■ The problem ■
Write out the listing below character for character, though without its pictures.

■ Recorded information ■
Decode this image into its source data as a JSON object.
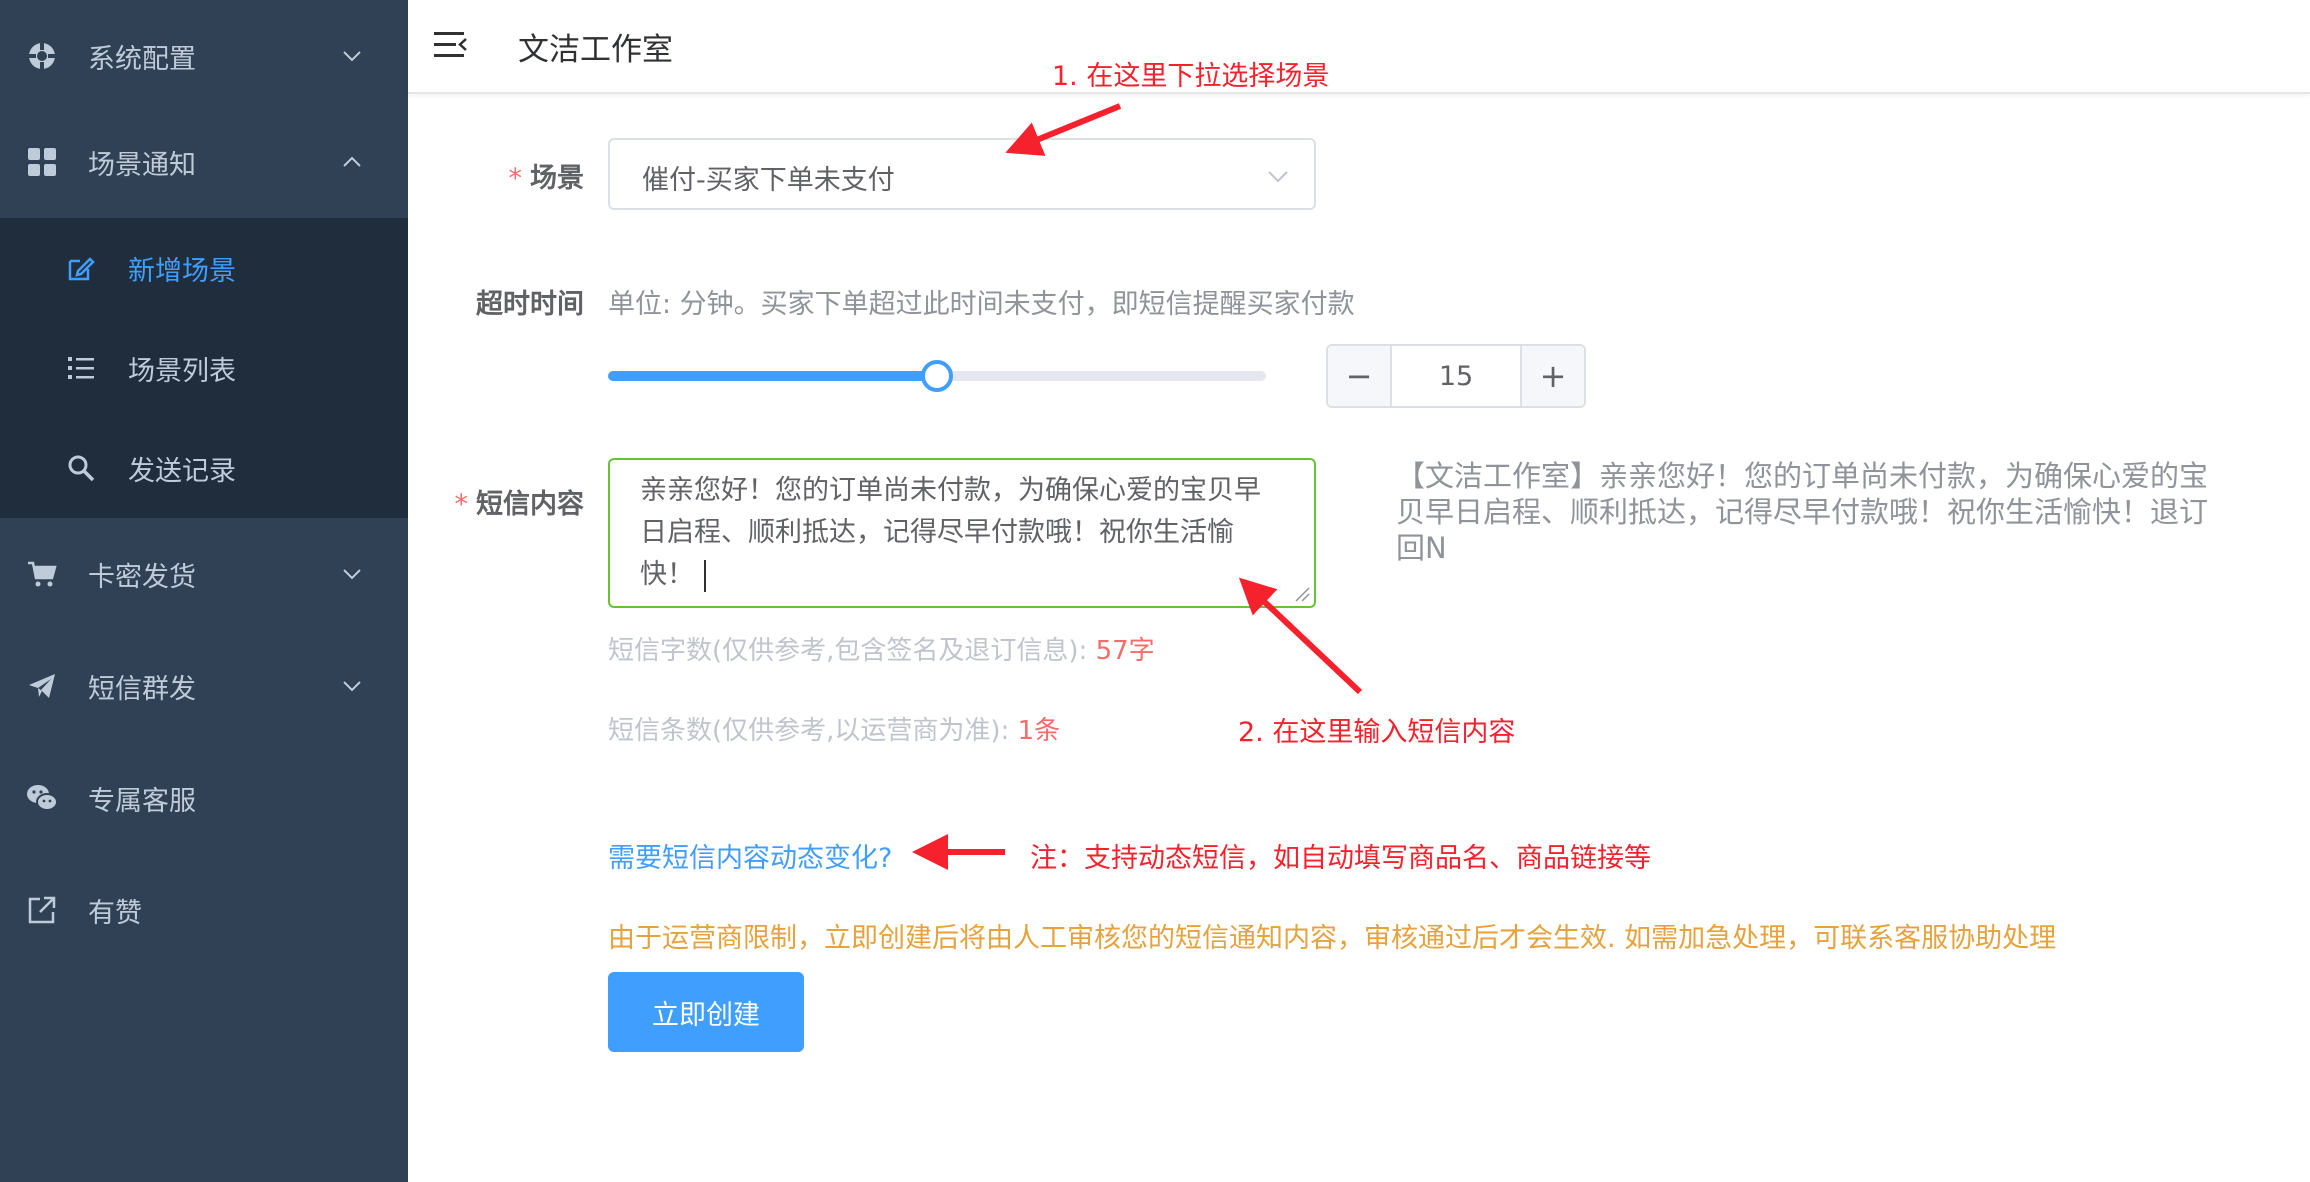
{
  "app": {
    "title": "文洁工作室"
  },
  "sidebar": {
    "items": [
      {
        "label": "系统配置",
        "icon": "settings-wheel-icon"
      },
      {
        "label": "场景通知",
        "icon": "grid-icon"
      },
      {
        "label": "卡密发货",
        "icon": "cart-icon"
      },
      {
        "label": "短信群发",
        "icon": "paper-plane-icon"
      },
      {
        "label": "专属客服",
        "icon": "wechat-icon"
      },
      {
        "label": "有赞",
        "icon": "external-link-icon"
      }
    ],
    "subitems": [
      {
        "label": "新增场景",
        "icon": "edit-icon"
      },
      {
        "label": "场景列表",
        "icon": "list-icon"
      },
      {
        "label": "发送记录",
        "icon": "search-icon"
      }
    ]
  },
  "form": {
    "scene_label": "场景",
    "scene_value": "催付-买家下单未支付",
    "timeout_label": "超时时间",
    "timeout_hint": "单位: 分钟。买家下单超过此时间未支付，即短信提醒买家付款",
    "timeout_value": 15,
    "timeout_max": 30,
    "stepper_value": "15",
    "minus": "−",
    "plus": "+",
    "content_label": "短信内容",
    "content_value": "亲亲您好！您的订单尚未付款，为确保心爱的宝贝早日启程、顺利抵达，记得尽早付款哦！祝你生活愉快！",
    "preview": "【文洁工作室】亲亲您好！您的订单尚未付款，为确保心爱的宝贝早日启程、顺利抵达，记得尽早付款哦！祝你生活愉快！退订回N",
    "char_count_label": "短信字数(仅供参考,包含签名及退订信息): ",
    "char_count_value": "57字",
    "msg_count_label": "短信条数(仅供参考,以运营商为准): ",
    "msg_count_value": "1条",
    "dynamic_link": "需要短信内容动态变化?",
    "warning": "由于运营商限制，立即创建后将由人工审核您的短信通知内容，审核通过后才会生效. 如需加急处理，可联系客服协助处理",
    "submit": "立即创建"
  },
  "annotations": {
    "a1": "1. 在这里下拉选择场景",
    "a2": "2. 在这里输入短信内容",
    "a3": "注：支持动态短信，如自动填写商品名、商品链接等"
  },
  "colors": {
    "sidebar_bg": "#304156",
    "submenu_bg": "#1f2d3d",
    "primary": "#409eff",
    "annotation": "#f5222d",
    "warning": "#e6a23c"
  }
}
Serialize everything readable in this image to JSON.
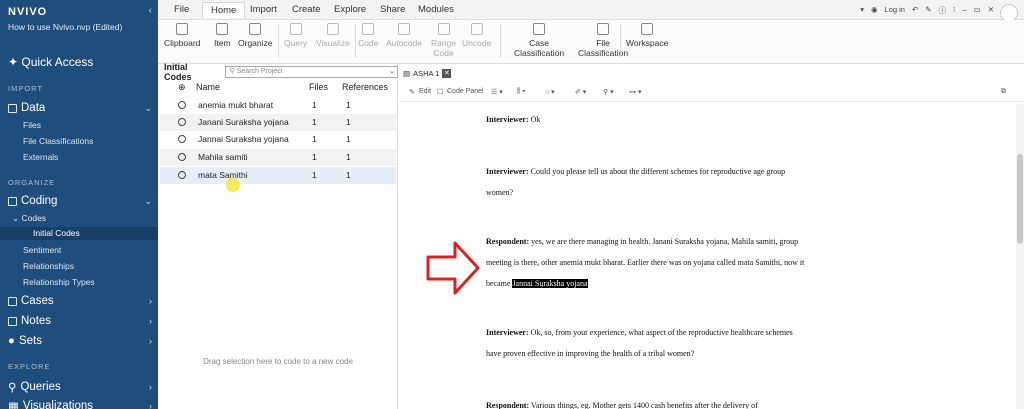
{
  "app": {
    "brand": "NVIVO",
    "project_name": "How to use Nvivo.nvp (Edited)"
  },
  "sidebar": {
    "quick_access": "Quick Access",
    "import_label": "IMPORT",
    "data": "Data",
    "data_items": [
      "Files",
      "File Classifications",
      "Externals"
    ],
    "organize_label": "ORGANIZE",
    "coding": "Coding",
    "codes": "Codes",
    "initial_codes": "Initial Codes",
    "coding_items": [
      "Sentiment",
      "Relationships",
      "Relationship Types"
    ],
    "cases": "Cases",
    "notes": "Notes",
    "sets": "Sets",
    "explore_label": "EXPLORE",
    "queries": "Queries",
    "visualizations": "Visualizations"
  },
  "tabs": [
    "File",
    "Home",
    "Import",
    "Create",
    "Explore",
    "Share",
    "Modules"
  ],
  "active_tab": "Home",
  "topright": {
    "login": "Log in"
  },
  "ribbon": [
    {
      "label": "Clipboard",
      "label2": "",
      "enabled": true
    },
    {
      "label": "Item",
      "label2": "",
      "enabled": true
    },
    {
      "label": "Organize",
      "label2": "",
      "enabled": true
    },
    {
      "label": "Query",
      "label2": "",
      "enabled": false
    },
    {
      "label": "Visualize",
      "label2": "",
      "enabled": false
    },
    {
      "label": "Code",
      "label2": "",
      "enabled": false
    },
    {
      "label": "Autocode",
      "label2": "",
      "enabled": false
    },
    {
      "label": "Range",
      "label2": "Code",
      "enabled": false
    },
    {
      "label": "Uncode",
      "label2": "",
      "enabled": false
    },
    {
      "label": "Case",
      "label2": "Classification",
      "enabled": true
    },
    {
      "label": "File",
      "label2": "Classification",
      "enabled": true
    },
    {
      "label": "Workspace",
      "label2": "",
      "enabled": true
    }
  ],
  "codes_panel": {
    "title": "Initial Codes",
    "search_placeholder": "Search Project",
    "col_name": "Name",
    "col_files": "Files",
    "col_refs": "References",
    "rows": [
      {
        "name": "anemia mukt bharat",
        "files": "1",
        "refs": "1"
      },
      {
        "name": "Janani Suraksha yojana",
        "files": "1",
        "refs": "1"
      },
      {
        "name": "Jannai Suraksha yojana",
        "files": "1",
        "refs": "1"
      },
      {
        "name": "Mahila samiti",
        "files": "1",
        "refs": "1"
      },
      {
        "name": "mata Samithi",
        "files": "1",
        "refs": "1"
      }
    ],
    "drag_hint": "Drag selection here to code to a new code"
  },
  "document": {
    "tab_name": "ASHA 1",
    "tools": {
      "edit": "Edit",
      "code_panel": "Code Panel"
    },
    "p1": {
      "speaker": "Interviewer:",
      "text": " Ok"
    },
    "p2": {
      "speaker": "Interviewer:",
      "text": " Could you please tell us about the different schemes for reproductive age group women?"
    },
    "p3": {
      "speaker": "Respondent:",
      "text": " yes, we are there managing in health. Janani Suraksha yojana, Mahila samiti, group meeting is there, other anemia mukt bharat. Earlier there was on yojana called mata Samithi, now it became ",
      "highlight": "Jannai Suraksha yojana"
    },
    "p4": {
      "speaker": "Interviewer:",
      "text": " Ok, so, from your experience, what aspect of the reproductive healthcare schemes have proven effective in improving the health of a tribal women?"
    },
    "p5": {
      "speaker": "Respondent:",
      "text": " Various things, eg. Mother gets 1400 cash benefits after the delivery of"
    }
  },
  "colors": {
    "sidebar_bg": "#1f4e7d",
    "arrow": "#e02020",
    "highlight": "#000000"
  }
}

■ Written solution ■
Decode this image into its source data as a JSON object.
{
  "app": {
    "title": "文洁工作室"
  },
  "sidebar": {
    "items": [
      {
        "label": "系统配置",
        "icon": "settings-wheel-icon"
      },
      {
        "label": "场景通知",
        "icon": "grid-icon"
      },
      {
        "label": "卡密发货",
        "icon": "cart-icon"
      },
      {
        "label": "短信群发",
        "icon": "paper-plane-icon"
      },
      {
        "label": "专属客服",
        "icon": "wechat-icon"
      },
      {
        "label": "有赞",
        "icon": "external-link-icon"
      }
    ],
    "subitems": [
      {
        "label": "新增场景",
        "icon": "edit-icon"
      },
      {
        "label": "场景列表",
        "icon": "list-icon"
      },
      {
        "label": "发送记录",
        "icon": "search-icon"
      }
    ]
  },
  "form": {
    "scene_label": "场景",
    "scene_value": "催付-买家下单未支付",
    "timeout_label": "超时时间",
    "timeout_hint": "单位: 分钟。买家下单超过此时间未支付，即短信提醒买家付款",
    "timeout_value": 15,
    "timeout_max": 30,
    "stepper_value": "15",
    "minus": "−",
    "plus": "+",
    "content_label": "短信内容",
    "content_value": "亲亲您好！您的订单尚未付款，为确保心爱的宝贝早日启程、顺利抵达，记得尽早付款哦！祝你生活愉快！",
    "preview": "【文洁工作室】亲亲您好！您的订单尚未付款，为确保心爱的宝贝早日启程、顺利抵达，记得尽早付款哦！祝你生活愉快！退订回N",
    "char_count_label": "短信字数(仅供参考,包含签名及退订信息): ",
    "char_count_value": "57字",
    "msg_count_label": "短信条数(仅供参考,以运营商为准): ",
    "msg_count_value": "1条",
    "dynamic_link": "需要短信内容动态变化?",
    "warning": "由于运营商限制，立即创建后将由人工审核您的短信通知内容，审核通过后才会生效. 如需加急处理，可联系客服协助处理",
    "submit": "立即创建"
  },
  "annotations": {
    "a1": "1. 在这里下拉选择场景",
    "a2": "2. 在这里输入短信内容",
    "a3": "注：支持动态短信，如自动填写商品名、商品链接等"
  },
  "colors": {
    "sidebar_bg": "#304156",
    "submenu_bg": "#1f2d3d",
    "primary": "#409eff",
    "annotation": "#f5222d",
    "warning": "#e6a23c"
  }
}
Serialize everything readable in this image to JSON.
{
  "app": {
    "brand": "NVIVO",
    "project_name": "How to use Nvivo.nvp (Edited)"
  },
  "sidebar": {
    "quick_access": "Quick Access",
    "import_label": "IMPORT",
    "data": "Data",
    "data_items": [
      "Files",
      "File Classifications",
      "Externals"
    ],
    "organize_label": "ORGANIZE",
    "coding": "Coding",
    "codes": "Codes",
    "initial_codes": "Initial Codes",
    "coding_items": [
      "Sentiment",
      "Relationships",
      "Relationship Types"
    ],
    "cases": "Cases",
    "notes": "Notes",
    "sets": "Sets",
    "explore_label": "EXPLORE",
    "queries": "Queries",
    "visualizations": "Visualizations"
  },
  "tabs": [
    "File",
    "Home",
    "Import",
    "Create",
    "Explore",
    "Share",
    "Modules"
  ],
  "active_tab": "Home",
  "topright": {
    "login": "Log in"
  },
  "ribbon": [
    {
      "label": "Clipboard",
      "label2": "",
      "enabled": true
    },
    {
      "label": "Item",
      "label2": "",
      "enabled": true
    },
    {
      "label": "Organize",
      "label2": "",
      "enabled": true
    },
    {
      "label": "Query",
      "label2": "",
      "enabled": false
    },
    {
      "label": "Visualize",
      "label2": "",
      "enabled": false
    },
    {
      "label": "Code",
      "label2": "",
      "enabled": false
    },
    {
      "label": "Autocode",
      "label2": "",
      "enabled": false
    },
    {
      "label": "Range",
      "label2": "Code",
      "enabled": false
    },
    {
      "label": "Uncode",
      "label2": "",
      "enabled": false
    },
    {
      "label": "Case",
      "label2": "Classification",
      "enabled": true
    },
    {
      "label": "File",
      "label2": "Classification",
      "enabled": true
    },
    {
      "label": "Workspace",
      "label2": "",
      "enabled": true
    }
  ],
  "codes_panel": {
    "title": "Initial Codes",
    "search_placeholder": "Search Project",
    "col_name": "Name",
    "col_files": "Files",
    "col_refs": "References",
    "rows": [
      {
        "name": "anemia mukt bharat",
        "files": "1",
        "refs": "1"
      },
      {
        "name": "Janani Suraksha yojana",
        "files": "1",
        "refs": "1"
      },
      {
        "name": "Jannai Suraksha yojana",
        "files": "1",
        "refs": "1"
      },
      {
        "name": "Mahila samiti",
        "files": "1",
        "refs": "1"
      },
      {
        "name": "mata Samithi",
        "files": "1",
        "refs": "1"
      }
    ],
    "drag_hint": "Drag selection here to code to a new code"
  },
  "document": {
    "tab_name": "ASHA 1",
    "tools": {
      "edit": "Edit",
      "code_panel": "Code Panel"
    },
    "p1": {
      "speaker": "Interviewer:",
      "text": " Ok"
    },
    "p2": {
      "speaker": "Interviewer:",
      "text": " Could you please tell us about the different schemes for reproductive age group women?"
    },
    "p3": {
      "speaker": "Respondent:",
      "text": " yes, we are there managing in health. Janani Suraksha yojana, Mahila samiti, group meeting is there, other anemia mukt bharat. Earlier there was on yojana called mata Samithi, now it became ",
      "highlight": "Jannai Suraksha yojana"
    },
    "p4": {
      "speaker": "Interviewer:",
      "text": " Ok, so, from your experience, what aspect of the reproductive healthcare schemes have proven effective in improving the health of a tribal women?"
    },
    "p5": {
      "speaker": "Respondent:",
      "text": " Various things, eg. Mother gets 1400 cash benefits after the delivery of"
    }
  },
  "colors": {
    "sidebar_bg": "#1f4e7d",
    "arrow": "#e02020",
    "highlight": "#000000"
  }
}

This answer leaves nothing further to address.